> _Work order_:
Reproduce the records that follow exactly; any picture among them stays out.

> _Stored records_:
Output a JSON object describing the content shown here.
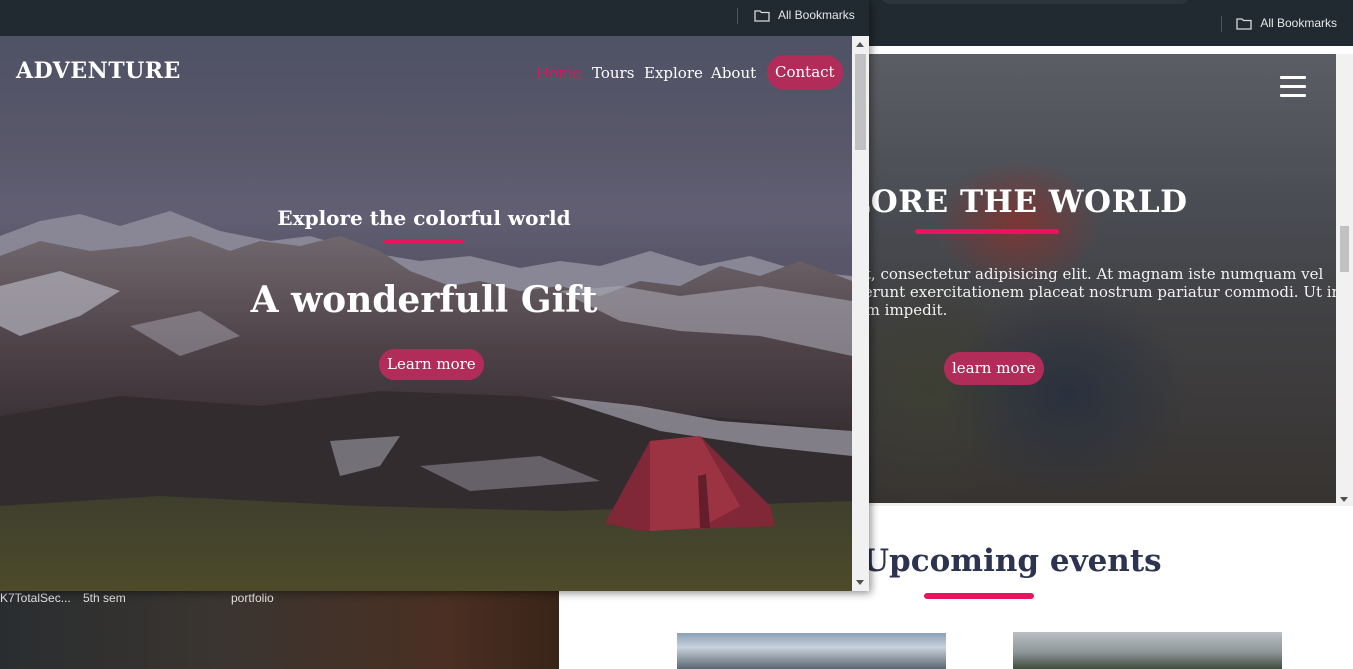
{
  "colors": {
    "accent": "#e8145f",
    "button_bg": "#b22c5a",
    "nav_active": "#e0145c",
    "heading_dark": "#2d3451",
    "chrome_bg": "#202a30"
  },
  "background_window": {
    "bookmarks_label": "All Bookmarks",
    "menu_icon": "hamburger-menu-icon",
    "hero_title": "LORE THE WORLD",
    "hero_text_lines": [
      "et, consectetur adipisicing elit. At magnam iste numquam vel",
      "serunt exercitationem placeat nostrum pariatur commodi. Ut in",
      "um impedit."
    ],
    "learn_more": "learn more",
    "events_title": "Upcoming events"
  },
  "foreground_window": {
    "bookmarks_label": "All Bookmarks",
    "logo": "ADVENTURE",
    "nav": {
      "home": "Home",
      "tours": "Tours",
      "explore": "Explore",
      "about": "About",
      "contact": "Contact"
    },
    "hero_subtitle": "Explore the colorful world",
    "hero_title": "A wonderfull Gift",
    "learn_more": "Learn more"
  },
  "desktop": {
    "items": [
      "K7TotalSec...",
      "5th sem",
      "portfolio"
    ]
  }
}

> _Exercise solution_:
Output a JSON object describing the content shown here.
{
  "colors": {
    "accent": "#e8145f",
    "button_bg": "#b22c5a",
    "nav_active": "#e0145c",
    "heading_dark": "#2d3451",
    "chrome_bg": "#202a30"
  },
  "background_window": {
    "bookmarks_label": "All Bookmarks",
    "menu_icon": "hamburger-menu-icon",
    "hero_title": "LORE THE WORLD",
    "hero_text_lines": [
      "et, consectetur adipisicing elit. At magnam iste numquam vel",
      "serunt exercitationem placeat nostrum pariatur commodi. Ut in",
      "um impedit."
    ],
    "learn_more": "learn more",
    "events_title": "Upcoming events"
  },
  "foreground_window": {
    "bookmarks_label": "All Bookmarks",
    "logo": "ADVENTURE",
    "nav": {
      "home": "Home",
      "tours": "Tours",
      "explore": "Explore",
      "about": "About",
      "contact": "Contact"
    },
    "hero_subtitle": "Explore the colorful world",
    "hero_title": "A wonderfull Gift",
    "learn_more": "Learn more"
  },
  "desktop": {
    "items": [
      "K7TotalSec...",
      "5th sem",
      "portfolio"
    ]
  }
}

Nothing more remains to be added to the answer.